OSHA’s answer: if exposure isn’t possible (if the caustic materials are in sealed containers that will not be opened, or in building piping, for example), then an eyewash or emergency shower is not necessary.
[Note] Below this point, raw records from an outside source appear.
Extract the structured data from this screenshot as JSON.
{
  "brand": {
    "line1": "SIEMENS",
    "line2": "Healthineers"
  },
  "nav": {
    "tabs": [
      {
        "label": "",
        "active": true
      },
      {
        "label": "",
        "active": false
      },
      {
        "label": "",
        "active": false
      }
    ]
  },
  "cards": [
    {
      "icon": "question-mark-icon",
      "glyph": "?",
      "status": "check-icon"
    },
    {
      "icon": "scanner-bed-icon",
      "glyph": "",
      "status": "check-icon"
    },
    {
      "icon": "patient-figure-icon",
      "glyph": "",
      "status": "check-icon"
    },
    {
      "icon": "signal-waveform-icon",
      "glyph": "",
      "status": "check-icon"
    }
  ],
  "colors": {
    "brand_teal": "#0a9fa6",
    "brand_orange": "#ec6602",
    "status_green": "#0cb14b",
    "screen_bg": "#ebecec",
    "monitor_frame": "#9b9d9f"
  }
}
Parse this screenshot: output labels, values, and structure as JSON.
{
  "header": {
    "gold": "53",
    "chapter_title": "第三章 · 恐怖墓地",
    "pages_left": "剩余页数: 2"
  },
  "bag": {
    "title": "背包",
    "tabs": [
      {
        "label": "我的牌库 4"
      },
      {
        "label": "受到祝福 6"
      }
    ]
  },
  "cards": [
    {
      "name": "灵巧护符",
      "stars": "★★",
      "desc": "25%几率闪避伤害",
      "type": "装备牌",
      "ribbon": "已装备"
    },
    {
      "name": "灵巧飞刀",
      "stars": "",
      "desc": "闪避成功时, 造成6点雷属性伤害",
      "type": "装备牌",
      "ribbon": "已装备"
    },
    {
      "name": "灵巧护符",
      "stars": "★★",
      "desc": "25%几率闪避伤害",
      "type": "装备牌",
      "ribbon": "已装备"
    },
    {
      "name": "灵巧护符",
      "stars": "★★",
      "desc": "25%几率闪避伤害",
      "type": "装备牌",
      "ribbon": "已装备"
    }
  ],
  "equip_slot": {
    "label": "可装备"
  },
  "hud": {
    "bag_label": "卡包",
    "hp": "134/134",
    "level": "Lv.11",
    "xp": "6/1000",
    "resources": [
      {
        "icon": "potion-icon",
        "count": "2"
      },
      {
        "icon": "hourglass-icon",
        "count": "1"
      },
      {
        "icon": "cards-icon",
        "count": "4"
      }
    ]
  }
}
However, if the building piping containing caustic materials has a spigot or tap from which the contents are to be sampled or withdrawn by employees, an eyewash must be located near where this task will be performed.7

A compliance checklist

  ANSI 358.1-1990 provides details with respect to the location, installation, nature and maintenance of eyewash and shower equipment.8

Beyond that, the severity of potential injuries, time of exposure, and number of employees who may be exposed must all be taken into account. 




1 California FACE Report #00CA002 www.cdc.gov/niosh/face/stateface/ca/00ca002.html

2 webstore.ansi.org/RecordDetail.aspx?sku=ANSI/ISEA+Z358.1-2009

3 HETA 90-375-2334 7/1993 www.cdc.gov/niosh/hhe/reports/pdfs/1990-0375-2334.pdf

4 OSHA letter of interpretation 4/18/2002 www.osha.gov/pls/oshaweb/owadisp.show_document?p_table=INTERPRETATIONS&p_id=24119

5 HETA 94-0376-2576 www.cdc.gov/niosh/hhe/reports/pdfs/1994-0376-2576.pdf

6 Evaluation of Chemical Hazards and Noise Exposures at a Drum Refurbishing Plant www.cdc.gov/niosh/hhe/reports/pdfs/2010-0031-3130.pdf

7 OSHA letter of interpretation 6/1/2009 www.osha.gov/pls/oshaweb/owadisp.show_document?p_table=INTERPRETATIONS&p_id=27089

8 OSHA letter of interpretation 9/30/1994 www.osha.gov/pls/oshaweb/owadisp.show_document?p_id=21607&p_table=INTERPRETATIONS